→ TASK TO COMPLETE: Wherever the string "creator" shows up in the data below, copy the whole line.

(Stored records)
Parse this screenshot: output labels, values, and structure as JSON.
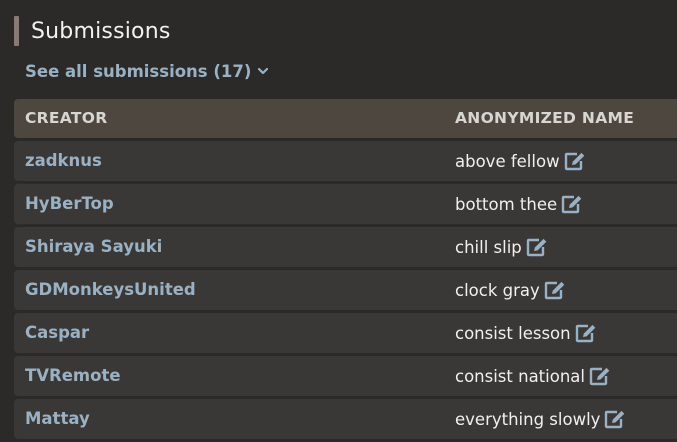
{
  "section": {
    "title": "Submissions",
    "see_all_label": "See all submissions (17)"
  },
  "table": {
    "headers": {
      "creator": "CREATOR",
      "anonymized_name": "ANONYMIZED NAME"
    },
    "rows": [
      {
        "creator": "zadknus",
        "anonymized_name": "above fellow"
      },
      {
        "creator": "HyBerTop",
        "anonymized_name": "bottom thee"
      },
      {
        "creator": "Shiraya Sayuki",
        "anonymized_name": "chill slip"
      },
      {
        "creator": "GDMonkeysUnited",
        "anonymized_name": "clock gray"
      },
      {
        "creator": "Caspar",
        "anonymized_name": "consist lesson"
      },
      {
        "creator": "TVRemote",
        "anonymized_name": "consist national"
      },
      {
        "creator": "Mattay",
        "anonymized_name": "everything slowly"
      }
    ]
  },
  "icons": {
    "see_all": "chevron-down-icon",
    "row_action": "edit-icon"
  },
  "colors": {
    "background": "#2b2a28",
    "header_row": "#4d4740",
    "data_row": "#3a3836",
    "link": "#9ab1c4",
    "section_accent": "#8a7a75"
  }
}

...

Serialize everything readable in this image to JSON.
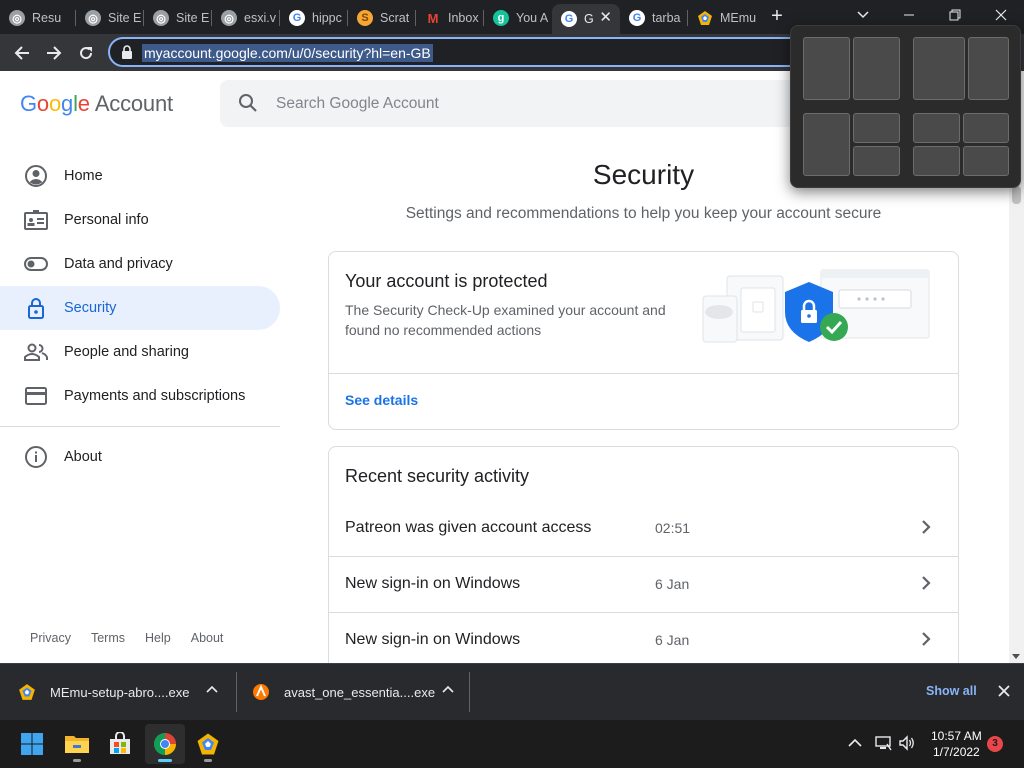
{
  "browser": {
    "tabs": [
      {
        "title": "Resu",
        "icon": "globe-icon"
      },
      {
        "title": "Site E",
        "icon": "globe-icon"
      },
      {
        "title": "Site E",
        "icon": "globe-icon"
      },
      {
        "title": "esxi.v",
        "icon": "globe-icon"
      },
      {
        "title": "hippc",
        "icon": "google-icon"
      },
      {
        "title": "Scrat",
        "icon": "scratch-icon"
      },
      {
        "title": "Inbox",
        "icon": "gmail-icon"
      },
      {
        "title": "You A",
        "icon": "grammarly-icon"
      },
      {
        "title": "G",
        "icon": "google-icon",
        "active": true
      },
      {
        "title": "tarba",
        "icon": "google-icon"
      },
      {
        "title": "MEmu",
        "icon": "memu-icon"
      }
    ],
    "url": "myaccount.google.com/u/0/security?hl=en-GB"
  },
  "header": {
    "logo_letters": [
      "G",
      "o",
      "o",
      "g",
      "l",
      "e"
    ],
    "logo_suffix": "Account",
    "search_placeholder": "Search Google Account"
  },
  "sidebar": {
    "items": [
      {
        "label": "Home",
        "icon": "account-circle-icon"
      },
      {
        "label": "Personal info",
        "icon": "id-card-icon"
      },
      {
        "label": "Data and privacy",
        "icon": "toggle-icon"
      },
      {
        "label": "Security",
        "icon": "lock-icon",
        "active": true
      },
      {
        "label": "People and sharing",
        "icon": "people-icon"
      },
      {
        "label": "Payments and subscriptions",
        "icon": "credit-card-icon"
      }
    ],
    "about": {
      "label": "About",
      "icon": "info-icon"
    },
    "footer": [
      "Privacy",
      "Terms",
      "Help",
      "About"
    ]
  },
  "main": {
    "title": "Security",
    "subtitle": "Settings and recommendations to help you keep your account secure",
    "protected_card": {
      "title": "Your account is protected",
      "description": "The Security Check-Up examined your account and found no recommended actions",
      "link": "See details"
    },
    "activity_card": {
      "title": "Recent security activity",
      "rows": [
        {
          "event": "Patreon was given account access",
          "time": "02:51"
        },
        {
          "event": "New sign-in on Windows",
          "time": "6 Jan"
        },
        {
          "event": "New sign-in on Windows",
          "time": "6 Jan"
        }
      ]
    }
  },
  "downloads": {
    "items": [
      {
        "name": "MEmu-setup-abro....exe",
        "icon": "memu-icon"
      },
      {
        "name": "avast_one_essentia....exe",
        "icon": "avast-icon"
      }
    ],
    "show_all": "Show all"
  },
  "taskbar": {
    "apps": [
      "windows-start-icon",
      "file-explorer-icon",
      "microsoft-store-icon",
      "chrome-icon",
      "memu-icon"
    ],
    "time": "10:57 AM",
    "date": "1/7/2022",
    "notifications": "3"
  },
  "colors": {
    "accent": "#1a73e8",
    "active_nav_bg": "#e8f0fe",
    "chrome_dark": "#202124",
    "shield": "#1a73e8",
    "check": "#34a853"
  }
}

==

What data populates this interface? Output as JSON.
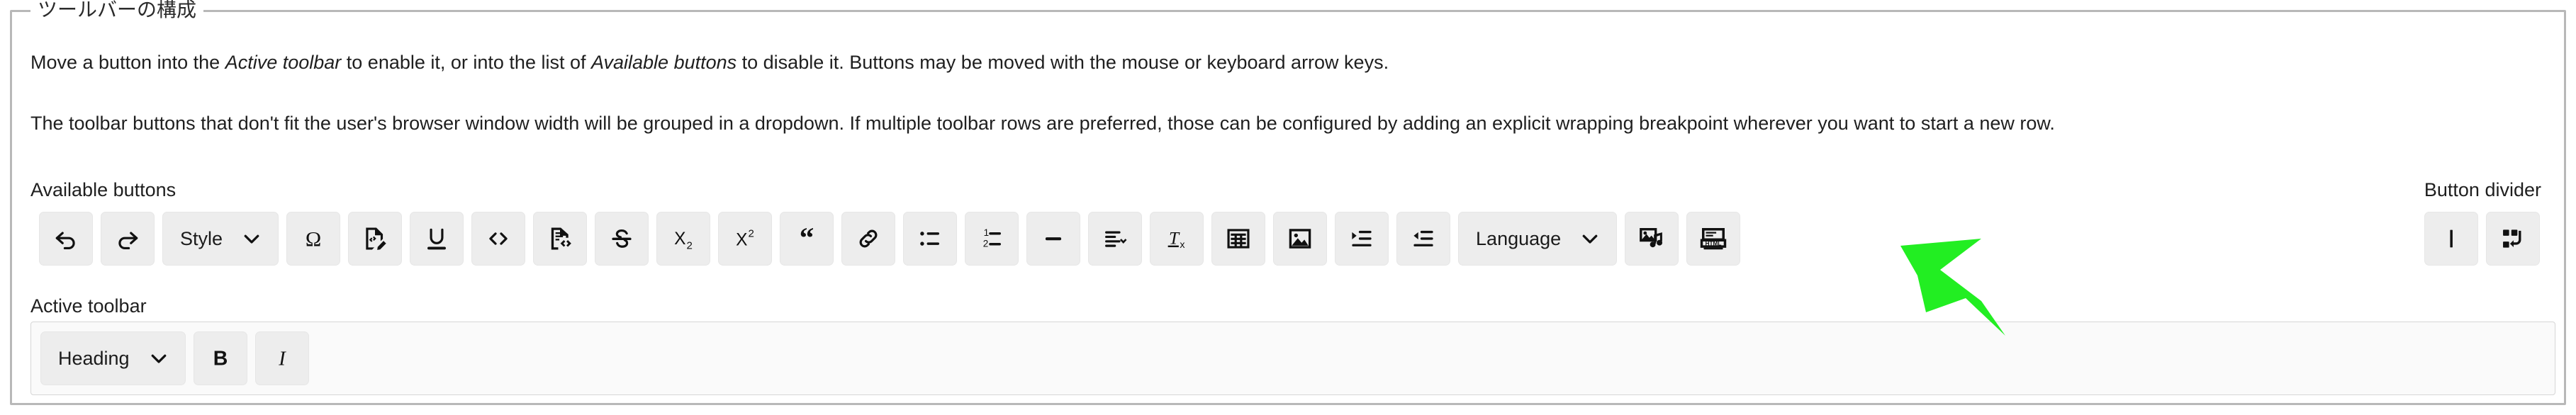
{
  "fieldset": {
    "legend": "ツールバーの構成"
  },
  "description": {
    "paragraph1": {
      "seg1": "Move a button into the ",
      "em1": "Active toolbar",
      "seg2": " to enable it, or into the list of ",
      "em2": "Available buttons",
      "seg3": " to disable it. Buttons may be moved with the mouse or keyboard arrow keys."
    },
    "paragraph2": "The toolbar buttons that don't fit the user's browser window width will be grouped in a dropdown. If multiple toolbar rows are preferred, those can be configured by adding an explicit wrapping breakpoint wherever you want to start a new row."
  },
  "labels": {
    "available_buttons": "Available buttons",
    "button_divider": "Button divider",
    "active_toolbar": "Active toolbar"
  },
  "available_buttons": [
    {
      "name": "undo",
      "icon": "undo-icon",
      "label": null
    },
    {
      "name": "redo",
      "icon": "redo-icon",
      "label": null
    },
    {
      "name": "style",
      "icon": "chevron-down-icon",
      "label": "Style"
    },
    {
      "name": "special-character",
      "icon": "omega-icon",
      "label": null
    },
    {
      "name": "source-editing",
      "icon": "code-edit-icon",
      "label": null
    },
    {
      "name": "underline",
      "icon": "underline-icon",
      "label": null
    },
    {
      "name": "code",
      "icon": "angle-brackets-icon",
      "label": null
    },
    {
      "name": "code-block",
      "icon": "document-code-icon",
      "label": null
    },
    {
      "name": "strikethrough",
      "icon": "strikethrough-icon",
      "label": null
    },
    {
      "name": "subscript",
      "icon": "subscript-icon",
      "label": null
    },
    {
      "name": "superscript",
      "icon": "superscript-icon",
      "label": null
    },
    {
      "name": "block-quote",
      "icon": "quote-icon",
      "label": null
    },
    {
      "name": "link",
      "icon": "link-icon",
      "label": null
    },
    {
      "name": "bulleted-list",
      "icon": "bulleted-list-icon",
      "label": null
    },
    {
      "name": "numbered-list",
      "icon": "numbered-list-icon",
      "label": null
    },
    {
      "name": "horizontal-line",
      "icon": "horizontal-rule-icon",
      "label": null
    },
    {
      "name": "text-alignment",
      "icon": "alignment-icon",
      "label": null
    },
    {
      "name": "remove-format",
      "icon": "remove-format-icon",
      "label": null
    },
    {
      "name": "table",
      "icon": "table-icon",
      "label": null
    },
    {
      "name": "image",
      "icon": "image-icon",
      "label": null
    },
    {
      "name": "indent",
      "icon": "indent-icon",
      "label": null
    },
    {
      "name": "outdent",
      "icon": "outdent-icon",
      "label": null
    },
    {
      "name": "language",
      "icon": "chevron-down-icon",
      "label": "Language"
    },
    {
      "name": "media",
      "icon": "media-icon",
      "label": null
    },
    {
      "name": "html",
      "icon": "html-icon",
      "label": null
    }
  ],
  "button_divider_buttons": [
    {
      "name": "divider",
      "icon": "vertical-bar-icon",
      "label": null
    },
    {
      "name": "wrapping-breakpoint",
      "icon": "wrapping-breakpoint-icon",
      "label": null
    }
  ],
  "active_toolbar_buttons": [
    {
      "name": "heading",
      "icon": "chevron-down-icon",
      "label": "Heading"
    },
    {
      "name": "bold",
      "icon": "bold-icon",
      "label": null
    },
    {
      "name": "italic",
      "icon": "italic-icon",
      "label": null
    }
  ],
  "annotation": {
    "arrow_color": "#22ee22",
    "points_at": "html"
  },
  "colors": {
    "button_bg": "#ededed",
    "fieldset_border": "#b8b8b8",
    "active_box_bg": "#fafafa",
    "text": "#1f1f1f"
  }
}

→ RESPONSE AREA:
      "creator": "CREATOR",
        "creator": "zadknus",
        "creator": "HyBerTop",
        "creator": "Shiraya Sayuki",
        "creator": "GDMonkeysUnited",
        "creator": "Caspar",
        "creator": "TVRemote",
        "creator": "Mattay",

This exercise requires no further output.